However, the big difference between Ireland and Denmark lies in State incentives to transfer from fossil fuels to renewables. “Any renewable heat policy should aim to accelerate market growth by removing the economic barriers currently preventing major capital projects from proceeding in Ireland,” said Des O’Toole, commercial biomass business development manager, Coillte, and the company’s representative on the Denmark study tour. “I was impressed how Denmark takes renewable heat seriously and provides targeted incentives to underpin investor confidence in the sector.”

Why should we leave ourselves dependent on external energy markets when cheaper, cleaner, greener energy is available today

It has been agreed between successive governments and bodies such as IrBEA that Ireland needs a renewable heat incentive (RHI) to begin the process of achieving realistic targets for renewable energy in industry to begin with. O’Toole believes we have waited long enough for an RHI, which was promised as far back as 2013. “Why should we leave ourselves dependent on external energy markets when cheaper, cleaner, greener energy is available today,” he maintains. “With a relatively modest investment we could make substantial progress against our renewable energy targets, improve our natural environment and enhance Irish industry.”

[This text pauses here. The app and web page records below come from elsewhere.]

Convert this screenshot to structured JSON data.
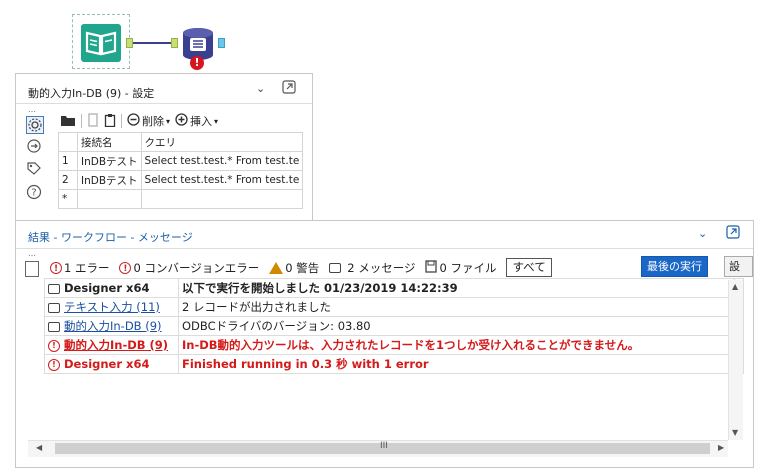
{
  "canvas": {
    "input_tool_icon": "book-icon",
    "db_tool_icon": "database-icon",
    "error_badge": "!"
  },
  "config_panel": {
    "title": "動的入力In-DB (9) - 設定",
    "toolbar": {
      "delete_label": "削除",
      "insert_label": "挿入"
    },
    "table": {
      "headers": [
        "接続名",
        "クエリ"
      ],
      "rows": [
        {
          "num": "1",
          "conn": "InDBテスト",
          "query": "Select test.test.* From test.te"
        },
        {
          "num": "2",
          "conn": "InDBテスト",
          "query": "Select test.test.* From test.te"
        },
        {
          "num": "*",
          "conn": "",
          "query": ""
        }
      ]
    }
  },
  "results_panel": {
    "title": "結果 - ワークフロー - メッセージ",
    "filters": {
      "errors": "1 エラー",
      "conv_errors": "0 コンバージョンエラー",
      "warnings": "0 警告",
      "messages": "2 メッセージ",
      "files": "0 ファイル",
      "all": "すべて"
    },
    "last_run_label": "最後の実行",
    "settings_label": "設定",
    "messages": [
      {
        "type": "message",
        "source": "Designer x64",
        "source_link": false,
        "text": "以下で実行を開始しました 01/23/2019 14:22:39",
        "bold": true
      },
      {
        "type": "message",
        "source": "テキスト入力 (11)",
        "source_link": true,
        "text": "2 レコードが出力されました",
        "bold": false
      },
      {
        "type": "message",
        "source": "動的入力In-DB (9)",
        "source_link": true,
        "text": "ODBCドライバのバージョン: 03.80",
        "bold": false
      },
      {
        "type": "error",
        "source": "動的入力In-DB (9)",
        "source_link": true,
        "text": "In-DB動的入力ツールは、入力されたレコードを1つしか受け入れることができません。",
        "bold": true
      },
      {
        "type": "error",
        "source": "Designer x64",
        "source_link": false,
        "text": "Finished running in 0.3 秒 with 1 error",
        "bold": true
      }
    ],
    "hscroll_grip": "III"
  },
  "colors": {
    "accent_blue": "#1967c7",
    "error_red": "#d41a1a",
    "tool_green": "#1fa68d",
    "db_navy": "#3b3f8f"
  }
}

On a positive note, a number of industries are now considering renewables as an energy options while some have already converted to biomass. It was encouraging to hear from Gearóid Dorchaí on the tour, that Údarás na Gaeltachta are proposing to install a district heating system using biomass in the Gaoth Dhobhair Business Park in Donegal. “We are currently carrying out a feasibility study on the proposal and initial indications would suggest that the proposal will have a positive outcome,” he said.

Unlike wind energy, our high-yielding, sustainably managed forest can create an energy source all year round, capable of generating electricity and heat, tailor-made for Ireland. The RHI promised three years ago needs to be activated to make up lost ground in developing a viable renewable energy programme for Ireland and avoid long-term fines from the EU for consistently failing to reach renewable energy targets.